Task input START
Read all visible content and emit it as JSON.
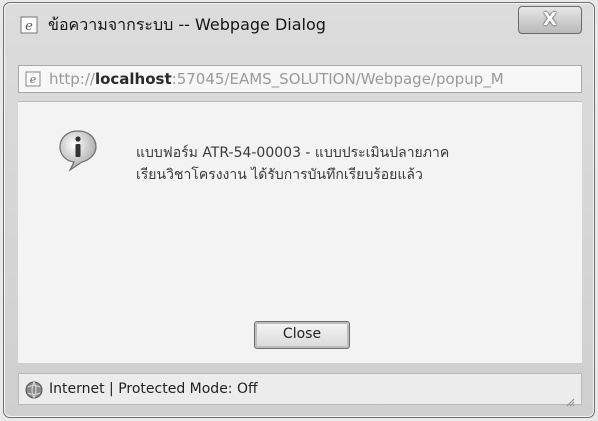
{
  "window": {
    "title": "ข้อความจากระบบ -- Webpage Dialog",
    "close_glyph": "X"
  },
  "address": {
    "url_prefix": "http://",
    "url_host": "localhost",
    "url_rest": ":57045/EAMS_SOLUTION/Webpage/popup_M"
  },
  "dialog": {
    "icon": "info-icon",
    "message_line1": "แบบฟอร์ม ATR-54-00003 - แบบประเมินปลายภาค",
    "message_line2": "เรียนวิชาโครงงาน ได้รับการบันทึกเรียบร้อยแล้ว",
    "close_label": "Close"
  },
  "status": {
    "text": "Internet | Protected Mode: Off",
    "icon": "globe-icon"
  },
  "colors": {
    "chrome": "#d6d6d6",
    "content_bg": "#f3f3f3",
    "text": "#222222"
  }
}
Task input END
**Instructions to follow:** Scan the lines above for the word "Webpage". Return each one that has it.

**Expected answer:**
    "title": "ข้อความจากระบบ -- Webpage Dialog",
    "url_rest": ":57045/EAMS_SOLUTION/Webpage/popup_M"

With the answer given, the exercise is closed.